*Records supplied*:
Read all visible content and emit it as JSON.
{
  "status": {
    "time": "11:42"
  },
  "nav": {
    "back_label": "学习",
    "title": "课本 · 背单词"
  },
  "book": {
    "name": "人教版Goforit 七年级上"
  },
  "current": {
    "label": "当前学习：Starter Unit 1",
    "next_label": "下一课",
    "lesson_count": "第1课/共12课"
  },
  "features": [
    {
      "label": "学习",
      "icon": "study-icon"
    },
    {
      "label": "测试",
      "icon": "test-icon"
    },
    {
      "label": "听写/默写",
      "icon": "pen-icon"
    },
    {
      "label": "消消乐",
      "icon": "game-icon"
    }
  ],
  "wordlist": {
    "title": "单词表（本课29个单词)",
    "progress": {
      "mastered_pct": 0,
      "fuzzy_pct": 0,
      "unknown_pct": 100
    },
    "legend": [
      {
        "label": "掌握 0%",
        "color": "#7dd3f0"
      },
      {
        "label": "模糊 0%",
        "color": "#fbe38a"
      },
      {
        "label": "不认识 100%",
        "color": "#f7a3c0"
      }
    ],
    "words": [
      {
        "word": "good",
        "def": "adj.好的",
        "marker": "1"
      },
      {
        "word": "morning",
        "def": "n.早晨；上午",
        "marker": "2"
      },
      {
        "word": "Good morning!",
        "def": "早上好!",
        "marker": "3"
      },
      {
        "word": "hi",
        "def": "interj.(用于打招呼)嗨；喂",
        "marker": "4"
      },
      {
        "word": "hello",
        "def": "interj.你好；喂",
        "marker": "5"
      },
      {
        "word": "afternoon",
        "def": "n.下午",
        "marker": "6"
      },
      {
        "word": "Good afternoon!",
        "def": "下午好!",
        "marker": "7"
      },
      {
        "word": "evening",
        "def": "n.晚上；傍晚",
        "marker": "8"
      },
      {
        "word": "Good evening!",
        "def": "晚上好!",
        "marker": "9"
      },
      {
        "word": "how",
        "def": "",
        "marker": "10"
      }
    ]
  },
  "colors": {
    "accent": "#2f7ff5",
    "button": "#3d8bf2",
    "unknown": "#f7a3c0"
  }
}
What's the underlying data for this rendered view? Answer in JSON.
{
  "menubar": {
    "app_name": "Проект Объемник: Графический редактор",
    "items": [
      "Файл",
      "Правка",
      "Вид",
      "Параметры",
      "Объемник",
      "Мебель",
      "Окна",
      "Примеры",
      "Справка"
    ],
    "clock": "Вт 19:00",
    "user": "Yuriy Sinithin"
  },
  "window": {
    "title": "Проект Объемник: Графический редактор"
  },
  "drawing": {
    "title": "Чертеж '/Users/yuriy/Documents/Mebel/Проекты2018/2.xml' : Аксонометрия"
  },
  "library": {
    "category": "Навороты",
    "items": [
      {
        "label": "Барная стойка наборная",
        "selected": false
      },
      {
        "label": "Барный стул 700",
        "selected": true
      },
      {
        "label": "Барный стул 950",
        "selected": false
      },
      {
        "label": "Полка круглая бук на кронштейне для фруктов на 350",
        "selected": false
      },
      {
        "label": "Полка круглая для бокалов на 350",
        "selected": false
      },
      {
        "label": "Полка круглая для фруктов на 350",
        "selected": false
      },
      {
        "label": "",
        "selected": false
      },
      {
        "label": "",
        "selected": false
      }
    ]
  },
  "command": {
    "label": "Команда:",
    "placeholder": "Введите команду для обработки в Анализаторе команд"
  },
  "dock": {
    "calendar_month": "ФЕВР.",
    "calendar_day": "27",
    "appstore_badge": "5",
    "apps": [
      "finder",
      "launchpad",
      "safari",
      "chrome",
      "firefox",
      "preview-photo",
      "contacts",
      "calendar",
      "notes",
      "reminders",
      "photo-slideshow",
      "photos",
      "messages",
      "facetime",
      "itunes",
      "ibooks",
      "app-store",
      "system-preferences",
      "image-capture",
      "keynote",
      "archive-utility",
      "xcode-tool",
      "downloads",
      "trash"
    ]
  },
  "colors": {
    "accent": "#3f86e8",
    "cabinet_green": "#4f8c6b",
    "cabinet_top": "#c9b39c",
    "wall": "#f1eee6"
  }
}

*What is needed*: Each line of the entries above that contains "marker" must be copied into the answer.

*Result of this exercise*:
        "marker": "1"
        "marker": "2"
        "marker": "3"
        "marker": "4"
        "marker": "5"
        "marker": "6"
        "marker": "7"
        "marker": "8"
        "marker": "9"
        "marker": "10"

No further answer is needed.